Your goal – Lines that include "JSON" make up the answer; copy all of them from the data below.

Working data –
· · · · · · ·
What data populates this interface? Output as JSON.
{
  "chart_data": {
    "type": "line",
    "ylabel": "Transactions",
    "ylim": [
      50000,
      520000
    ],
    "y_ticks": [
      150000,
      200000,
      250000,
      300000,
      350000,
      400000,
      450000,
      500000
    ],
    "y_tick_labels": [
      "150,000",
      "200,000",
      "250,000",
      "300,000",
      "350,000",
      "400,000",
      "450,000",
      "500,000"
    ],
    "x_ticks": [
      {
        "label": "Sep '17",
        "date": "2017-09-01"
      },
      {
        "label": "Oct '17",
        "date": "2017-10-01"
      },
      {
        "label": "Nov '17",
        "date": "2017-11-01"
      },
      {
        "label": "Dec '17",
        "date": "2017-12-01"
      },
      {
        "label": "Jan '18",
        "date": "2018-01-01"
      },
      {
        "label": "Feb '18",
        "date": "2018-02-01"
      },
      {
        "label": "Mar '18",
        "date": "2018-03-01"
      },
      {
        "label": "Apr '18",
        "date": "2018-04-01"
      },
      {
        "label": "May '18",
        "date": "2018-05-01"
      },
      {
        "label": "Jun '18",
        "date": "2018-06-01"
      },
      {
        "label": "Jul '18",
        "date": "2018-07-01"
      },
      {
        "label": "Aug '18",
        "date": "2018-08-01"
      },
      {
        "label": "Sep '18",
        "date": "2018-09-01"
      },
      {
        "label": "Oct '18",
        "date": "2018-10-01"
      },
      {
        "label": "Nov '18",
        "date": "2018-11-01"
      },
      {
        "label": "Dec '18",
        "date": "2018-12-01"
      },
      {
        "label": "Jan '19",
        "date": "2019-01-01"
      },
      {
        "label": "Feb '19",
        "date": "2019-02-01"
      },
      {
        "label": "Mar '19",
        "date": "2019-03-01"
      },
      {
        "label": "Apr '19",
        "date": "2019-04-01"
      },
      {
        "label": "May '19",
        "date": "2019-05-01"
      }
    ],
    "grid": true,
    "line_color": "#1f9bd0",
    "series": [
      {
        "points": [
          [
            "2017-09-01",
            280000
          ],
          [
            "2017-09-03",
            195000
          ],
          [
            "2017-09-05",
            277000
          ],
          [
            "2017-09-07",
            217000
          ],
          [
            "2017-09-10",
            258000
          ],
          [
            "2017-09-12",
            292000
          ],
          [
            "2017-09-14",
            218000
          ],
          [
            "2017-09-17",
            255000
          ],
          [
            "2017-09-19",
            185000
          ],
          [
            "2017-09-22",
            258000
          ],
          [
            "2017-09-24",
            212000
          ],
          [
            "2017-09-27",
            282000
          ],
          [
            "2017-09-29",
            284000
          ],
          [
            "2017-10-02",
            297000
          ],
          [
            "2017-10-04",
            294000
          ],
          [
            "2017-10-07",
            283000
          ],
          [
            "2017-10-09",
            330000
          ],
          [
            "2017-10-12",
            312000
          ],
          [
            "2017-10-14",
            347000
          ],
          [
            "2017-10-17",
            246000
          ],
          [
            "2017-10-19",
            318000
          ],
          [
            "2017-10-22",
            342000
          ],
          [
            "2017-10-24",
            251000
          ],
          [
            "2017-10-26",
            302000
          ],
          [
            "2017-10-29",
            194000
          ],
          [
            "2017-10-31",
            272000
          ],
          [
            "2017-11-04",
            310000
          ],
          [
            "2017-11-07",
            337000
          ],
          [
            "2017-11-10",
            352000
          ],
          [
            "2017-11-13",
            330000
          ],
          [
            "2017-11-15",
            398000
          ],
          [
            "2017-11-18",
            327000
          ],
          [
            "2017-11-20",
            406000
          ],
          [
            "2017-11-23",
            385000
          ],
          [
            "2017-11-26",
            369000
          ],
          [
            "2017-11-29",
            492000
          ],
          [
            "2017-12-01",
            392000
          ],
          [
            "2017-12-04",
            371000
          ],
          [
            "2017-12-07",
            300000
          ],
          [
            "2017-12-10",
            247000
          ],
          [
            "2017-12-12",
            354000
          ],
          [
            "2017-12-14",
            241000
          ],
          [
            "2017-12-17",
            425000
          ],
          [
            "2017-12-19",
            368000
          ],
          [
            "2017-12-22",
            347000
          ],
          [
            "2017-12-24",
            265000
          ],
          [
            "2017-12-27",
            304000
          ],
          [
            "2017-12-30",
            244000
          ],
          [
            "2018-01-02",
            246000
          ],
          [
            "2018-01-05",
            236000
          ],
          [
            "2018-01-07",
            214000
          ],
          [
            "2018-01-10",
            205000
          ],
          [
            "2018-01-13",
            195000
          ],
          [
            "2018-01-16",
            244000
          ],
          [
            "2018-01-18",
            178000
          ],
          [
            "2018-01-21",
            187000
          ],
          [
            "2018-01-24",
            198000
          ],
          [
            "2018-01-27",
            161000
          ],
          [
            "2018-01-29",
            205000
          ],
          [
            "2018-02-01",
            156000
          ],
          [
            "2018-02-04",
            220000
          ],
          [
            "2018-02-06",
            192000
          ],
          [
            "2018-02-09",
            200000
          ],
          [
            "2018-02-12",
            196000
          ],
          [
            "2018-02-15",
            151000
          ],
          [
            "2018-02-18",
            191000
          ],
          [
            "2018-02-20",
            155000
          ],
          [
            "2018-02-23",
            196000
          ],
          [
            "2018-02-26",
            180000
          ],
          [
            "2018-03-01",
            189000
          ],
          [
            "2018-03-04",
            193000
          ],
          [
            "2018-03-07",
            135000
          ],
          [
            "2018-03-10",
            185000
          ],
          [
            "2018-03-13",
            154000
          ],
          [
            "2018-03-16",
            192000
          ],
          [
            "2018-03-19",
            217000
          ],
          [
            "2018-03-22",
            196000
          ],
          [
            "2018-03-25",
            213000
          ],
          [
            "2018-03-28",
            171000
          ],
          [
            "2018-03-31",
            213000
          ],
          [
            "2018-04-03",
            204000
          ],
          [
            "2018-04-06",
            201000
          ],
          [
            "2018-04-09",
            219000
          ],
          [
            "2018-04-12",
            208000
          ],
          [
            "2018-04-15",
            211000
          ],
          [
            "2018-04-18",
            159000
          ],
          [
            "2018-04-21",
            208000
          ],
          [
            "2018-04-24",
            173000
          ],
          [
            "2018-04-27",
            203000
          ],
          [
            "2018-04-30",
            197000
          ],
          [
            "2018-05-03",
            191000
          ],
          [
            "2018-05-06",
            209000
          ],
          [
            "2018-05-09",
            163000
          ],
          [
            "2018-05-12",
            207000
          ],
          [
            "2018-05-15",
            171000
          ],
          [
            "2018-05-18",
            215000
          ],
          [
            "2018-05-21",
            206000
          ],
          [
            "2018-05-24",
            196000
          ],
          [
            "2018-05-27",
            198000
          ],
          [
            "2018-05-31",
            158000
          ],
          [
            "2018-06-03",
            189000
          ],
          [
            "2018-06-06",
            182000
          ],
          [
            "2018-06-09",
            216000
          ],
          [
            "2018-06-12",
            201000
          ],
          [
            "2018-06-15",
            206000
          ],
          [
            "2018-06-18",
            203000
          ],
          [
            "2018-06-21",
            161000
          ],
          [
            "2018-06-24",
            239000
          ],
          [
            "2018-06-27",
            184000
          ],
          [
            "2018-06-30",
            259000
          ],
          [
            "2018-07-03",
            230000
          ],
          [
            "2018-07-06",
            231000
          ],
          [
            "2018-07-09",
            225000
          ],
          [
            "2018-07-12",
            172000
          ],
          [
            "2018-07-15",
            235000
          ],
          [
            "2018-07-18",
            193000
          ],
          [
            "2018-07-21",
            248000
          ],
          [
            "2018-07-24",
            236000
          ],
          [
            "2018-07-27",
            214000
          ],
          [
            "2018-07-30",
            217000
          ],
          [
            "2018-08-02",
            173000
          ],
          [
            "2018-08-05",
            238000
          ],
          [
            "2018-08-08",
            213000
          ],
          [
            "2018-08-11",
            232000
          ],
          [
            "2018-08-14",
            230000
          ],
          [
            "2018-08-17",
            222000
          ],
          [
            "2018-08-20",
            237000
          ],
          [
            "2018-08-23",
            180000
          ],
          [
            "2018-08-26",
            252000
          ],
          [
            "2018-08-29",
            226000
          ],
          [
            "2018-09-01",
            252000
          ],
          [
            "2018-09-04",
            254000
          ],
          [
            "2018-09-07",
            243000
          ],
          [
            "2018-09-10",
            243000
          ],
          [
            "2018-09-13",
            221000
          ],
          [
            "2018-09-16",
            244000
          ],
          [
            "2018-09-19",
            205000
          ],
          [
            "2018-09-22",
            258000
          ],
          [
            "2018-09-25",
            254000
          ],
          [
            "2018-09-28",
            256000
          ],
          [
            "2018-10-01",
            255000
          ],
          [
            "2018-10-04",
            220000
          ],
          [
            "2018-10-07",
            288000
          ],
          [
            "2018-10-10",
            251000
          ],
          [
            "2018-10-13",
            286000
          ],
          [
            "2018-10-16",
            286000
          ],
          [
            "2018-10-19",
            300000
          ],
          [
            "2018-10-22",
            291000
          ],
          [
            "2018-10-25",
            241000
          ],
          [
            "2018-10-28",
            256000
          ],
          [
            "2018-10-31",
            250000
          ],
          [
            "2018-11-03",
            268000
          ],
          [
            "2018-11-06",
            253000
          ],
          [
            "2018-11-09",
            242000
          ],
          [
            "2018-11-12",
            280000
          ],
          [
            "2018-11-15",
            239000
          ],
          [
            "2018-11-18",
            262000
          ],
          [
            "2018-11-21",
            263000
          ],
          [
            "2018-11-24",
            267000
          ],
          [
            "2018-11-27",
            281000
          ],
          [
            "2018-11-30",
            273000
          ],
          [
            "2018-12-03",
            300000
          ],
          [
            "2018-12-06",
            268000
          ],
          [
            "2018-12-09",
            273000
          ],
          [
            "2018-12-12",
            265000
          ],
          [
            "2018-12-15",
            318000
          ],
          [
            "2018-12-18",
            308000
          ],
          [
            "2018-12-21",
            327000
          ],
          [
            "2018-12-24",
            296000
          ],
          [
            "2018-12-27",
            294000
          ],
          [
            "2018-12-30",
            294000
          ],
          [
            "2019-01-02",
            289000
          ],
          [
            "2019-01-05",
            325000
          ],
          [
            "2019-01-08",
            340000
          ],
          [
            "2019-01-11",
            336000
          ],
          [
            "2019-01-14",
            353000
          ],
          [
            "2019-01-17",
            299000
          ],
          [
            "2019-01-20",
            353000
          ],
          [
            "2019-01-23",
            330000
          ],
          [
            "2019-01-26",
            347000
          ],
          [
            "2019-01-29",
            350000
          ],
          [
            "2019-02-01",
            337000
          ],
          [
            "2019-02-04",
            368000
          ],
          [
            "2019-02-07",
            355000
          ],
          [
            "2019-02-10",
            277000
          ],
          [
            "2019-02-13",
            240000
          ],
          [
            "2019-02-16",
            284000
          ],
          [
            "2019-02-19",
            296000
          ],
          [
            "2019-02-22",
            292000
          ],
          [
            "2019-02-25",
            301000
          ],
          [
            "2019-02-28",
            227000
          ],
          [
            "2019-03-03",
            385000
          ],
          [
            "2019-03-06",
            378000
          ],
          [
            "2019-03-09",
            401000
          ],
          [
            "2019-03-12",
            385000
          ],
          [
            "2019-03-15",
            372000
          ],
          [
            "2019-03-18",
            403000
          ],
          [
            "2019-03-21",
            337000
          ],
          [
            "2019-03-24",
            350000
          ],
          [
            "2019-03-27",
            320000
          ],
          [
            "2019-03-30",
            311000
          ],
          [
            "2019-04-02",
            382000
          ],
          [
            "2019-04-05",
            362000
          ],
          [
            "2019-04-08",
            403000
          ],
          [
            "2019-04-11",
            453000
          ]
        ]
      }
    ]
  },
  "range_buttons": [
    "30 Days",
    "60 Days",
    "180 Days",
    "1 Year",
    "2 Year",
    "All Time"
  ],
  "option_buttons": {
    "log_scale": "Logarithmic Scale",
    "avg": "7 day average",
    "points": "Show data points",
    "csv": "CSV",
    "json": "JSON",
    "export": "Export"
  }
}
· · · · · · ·
Answer to the exercise –
What data populates this interface? Output as JSON.
    "json": "JSON",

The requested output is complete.